• _PROMPT_:
Every record is to be printed exactly as it appears.

(Component data from apps and pages)
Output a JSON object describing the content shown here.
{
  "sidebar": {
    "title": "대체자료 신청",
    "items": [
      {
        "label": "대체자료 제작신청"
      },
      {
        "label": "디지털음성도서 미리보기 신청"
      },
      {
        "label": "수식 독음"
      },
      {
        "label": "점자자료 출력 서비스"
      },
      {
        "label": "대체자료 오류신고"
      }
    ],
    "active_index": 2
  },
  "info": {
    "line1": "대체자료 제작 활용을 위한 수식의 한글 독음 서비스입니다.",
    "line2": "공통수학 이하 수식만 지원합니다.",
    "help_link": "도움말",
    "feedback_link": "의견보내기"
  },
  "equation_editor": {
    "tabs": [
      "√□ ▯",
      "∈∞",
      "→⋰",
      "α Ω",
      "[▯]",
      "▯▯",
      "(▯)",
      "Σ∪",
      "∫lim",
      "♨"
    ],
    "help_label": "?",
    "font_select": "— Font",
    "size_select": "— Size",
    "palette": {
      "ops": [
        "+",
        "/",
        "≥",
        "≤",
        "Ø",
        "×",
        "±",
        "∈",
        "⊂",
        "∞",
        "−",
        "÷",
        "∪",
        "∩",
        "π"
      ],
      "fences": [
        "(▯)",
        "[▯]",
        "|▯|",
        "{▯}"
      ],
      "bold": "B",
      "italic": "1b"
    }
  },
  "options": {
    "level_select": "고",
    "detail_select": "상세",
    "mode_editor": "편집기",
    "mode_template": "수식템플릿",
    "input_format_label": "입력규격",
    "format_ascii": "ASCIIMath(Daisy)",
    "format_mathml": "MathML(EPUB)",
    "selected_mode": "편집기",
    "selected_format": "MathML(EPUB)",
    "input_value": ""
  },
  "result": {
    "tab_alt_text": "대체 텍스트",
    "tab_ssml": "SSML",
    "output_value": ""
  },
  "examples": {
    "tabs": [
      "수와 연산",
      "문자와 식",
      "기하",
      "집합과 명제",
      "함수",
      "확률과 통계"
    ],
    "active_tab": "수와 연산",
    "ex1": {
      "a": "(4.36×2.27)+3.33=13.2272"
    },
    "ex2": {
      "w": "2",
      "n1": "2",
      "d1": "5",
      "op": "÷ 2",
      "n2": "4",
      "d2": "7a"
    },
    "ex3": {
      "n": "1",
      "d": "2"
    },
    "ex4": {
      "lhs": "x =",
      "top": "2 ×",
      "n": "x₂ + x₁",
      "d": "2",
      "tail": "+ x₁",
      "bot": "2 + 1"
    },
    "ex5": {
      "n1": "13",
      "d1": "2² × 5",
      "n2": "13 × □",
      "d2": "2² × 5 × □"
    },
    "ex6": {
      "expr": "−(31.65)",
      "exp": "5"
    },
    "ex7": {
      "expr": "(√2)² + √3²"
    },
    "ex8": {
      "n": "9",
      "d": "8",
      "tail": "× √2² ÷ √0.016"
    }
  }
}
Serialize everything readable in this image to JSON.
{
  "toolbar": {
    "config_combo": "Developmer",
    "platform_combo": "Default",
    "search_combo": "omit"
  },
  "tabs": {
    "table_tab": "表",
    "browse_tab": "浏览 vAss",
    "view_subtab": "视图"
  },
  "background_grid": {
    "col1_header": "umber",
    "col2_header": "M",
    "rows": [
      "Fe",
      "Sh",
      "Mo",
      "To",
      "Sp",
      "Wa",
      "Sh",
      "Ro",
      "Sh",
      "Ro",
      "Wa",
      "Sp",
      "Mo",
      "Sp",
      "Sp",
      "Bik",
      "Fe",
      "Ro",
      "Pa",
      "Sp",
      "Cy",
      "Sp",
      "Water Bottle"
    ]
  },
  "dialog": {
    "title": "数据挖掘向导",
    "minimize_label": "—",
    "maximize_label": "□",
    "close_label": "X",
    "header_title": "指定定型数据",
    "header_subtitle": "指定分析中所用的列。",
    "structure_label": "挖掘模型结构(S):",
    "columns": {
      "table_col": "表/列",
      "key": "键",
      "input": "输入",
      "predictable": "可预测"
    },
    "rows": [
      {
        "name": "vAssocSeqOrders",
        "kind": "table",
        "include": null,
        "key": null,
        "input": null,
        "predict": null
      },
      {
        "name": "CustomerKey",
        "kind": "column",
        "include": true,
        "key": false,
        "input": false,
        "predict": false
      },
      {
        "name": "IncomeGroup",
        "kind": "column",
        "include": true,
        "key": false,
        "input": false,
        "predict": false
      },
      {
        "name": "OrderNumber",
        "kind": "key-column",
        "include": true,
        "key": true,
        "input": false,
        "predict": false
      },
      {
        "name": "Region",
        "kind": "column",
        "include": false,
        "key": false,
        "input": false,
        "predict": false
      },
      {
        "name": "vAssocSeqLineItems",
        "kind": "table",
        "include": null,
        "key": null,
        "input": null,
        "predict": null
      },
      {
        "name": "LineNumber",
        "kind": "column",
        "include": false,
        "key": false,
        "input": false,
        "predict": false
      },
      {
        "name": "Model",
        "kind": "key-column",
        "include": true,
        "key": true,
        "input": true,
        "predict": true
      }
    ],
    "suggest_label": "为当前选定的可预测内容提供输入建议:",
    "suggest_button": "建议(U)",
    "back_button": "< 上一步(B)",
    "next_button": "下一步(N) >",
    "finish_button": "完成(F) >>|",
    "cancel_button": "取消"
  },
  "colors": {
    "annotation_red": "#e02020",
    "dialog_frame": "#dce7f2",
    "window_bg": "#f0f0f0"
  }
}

• _OUTPUT BELOW_:
Output a JSON object describing the content shown here.
{
  "sidebar": {
    "title": "대체자료 신청",
    "items": [
      {
        "label": "대체자료 제작신청"
      },
      {
        "label": "디지털음성도서 미리보기 신청"
      },
      {
        "label": "수식 독음"
      },
      {
        "label": "점자자료 출력 서비스"
      },
      {
        "label": "대체자료 오류신고"
      }
    ],
    "active_index": 2
  },
  "info": {
    "line1": "대체자료 제작 활용을 위한 수식의 한글 독음 서비스입니다.",
    "line2": "공통수학 이하 수식만 지원합니다.",
    "help_link": "도움말",
    "feedback_link": "의견보내기"
  },
  "equation_editor": {
    "tabs": [
      "√□ ▯",
      "∈∞",
      "→⋰",
      "α Ω",
      "[▯]",
      "▯▯",
      "(▯)",
      "Σ∪",
      "∫lim",
      "♨"
    ],
    "help_label": "?",
    "font_select": "— Font",
    "size_select": "— Size",
    "palette": {
      "ops": [
        "+",
        "/",
        "≥",
        "≤",
        "Ø",
        "×",
        "±",
        "∈",
        "⊂",
        "∞",
        "−",
        "÷",
        "∪",
        "∩",
        "π"
      ],
      "fences": [
        "(▯)",
        "[▯]",
        "|▯|",
        "{▯}"
      ],
      "bold": "B",
      "italic": "1b"
    }
  },
  "options": {
    "level_select": "고",
    "detail_select": "상세",
    "mode_editor": "편집기",
    "mode_template": "수식템플릿",
    "input_format_label": "입력규격",
    "format_ascii": "ASCIIMath(Daisy)",
    "format_mathml": "MathML(EPUB)",
    "selected_mode": "편집기",
    "selected_format": "MathML(EPUB)",
    "input_value": ""
  },
  "result": {
    "tab_alt_text": "대체 텍스트",
    "tab_ssml": "SSML",
    "output_value": ""
  },
  "examples": {
    "tabs": [
      "수와 연산",
      "문자와 식",
      "기하",
      "집합과 명제",
      "함수",
      "확률과 통계"
    ],
    "active_tab": "수와 연산",
    "ex1": {
      "a": "(4.36×2.27)+3.33=13.2272"
    },
    "ex2": {
      "w": "2",
      "n1": "2",
      "d1": "5",
      "op": "÷ 2",
      "n2": "4",
      "d2": "7a"
    },
    "ex3": {
      "n": "1",
      "d": "2"
    },
    "ex4": {
      "lhs": "x =",
      "top": "2 ×",
      "n": "x₂ + x₁",
      "d": "2",
      "tail": "+ x₁",
      "bot": "2 + 1"
    },
    "ex5": {
      "n1": "13",
      "d1": "2² × 5",
      "n2": "13 × □",
      "d2": "2² × 5 × □"
    },
    "ex6": {
      "expr": "−(31.65)",
      "exp": "5"
    },
    "ex7": {
      "expr": "(√2)² + √3²"
    },
    "ex8": {
      "n": "9",
      "d": "8",
      "tail": "× √2² ÷ √0.016"
    }
  }
}
Serialize everything readable in this image to JSON.
{
  "toolbar": {
    "config_combo": "Developmer",
    "platform_combo": "Default",
    "search_combo": "omit"
  },
  "tabs": {
    "table_tab": "表",
    "browse_tab": "浏览 vAss",
    "view_subtab": "视图"
  },
  "background_grid": {
    "col1_header": "umber",
    "col2_header": "M",
    "rows": [
      "Fe",
      "Sh",
      "Mo",
      "To",
      "Sp",
      "Wa",
      "Sh",
      "Ro",
      "Sh",
      "Ro",
      "Wa",
      "Sp",
      "Mo",
      "Sp",
      "Sp",
      "Bik",
      "Fe",
      "Ro",
      "Pa",
      "Sp",
      "Cy",
      "Sp",
      "Water Bottle"
    ]
  },
  "dialog": {
    "title": "数据挖掘向导",
    "minimize_label": "—",
    "maximize_label": "□",
    "close_label": "X",
    "header_title": "指定定型数据",
    "header_subtitle": "指定分析中所用的列。",
    "structure_label": "挖掘模型结构(S):",
    "columns": {
      "table_col": "表/列",
      "key": "键",
      "input": "输入",
      "predictable": "可预测"
    },
    "rows": [
      {
        "name": "vAssocSeqOrders",
        "kind": "table",
        "include": null,
        "key": null,
        "input": null,
        "predict": null
      },
      {
        "name": "CustomerKey",
        "kind": "column",
        "include": true,
        "key": false,
        "input": false,
        "predict": false
      },
      {
        "name": "IncomeGroup",
        "kind": "column",
        "include": true,
        "key": false,
        "input": false,
        "predict": false
      },
      {
        "name": "OrderNumber",
        "kind": "key-column",
        "include": true,
        "key": true,
        "input": false,
        "predict": false
      },
      {
        "name": "Region",
        "kind": "column",
        "include": false,
        "key": false,
        "input": false,
        "predict": false
      },
      {
        "name": "vAssocSeqLineItems",
        "kind": "table",
        "include": null,
        "key": null,
        "input": null,
        "predict": null
      },
      {
        "name": "LineNumber",
        "kind": "column",
        "include": false,
        "key": false,
        "input": false,
        "predict": false
      },
      {
        "name": "Model",
        "kind": "key-column",
        "include": true,
        "key": true,
        "input": true,
        "predict": true
      }
    ],
    "suggest_label": "为当前选定的可预测内容提供输入建议:",
    "suggest_button": "建议(U)",
    "back_button": "< 上一步(B)",
    "next_button": "下一步(N) >",
    "finish_button": "完成(F) >>|",
    "cancel_button": "取消"
  },
  "colors": {
    "annotation_red": "#e02020",
    "dialog_frame": "#dce7f2",
    "window_bg": "#f0f0f0"
  }
}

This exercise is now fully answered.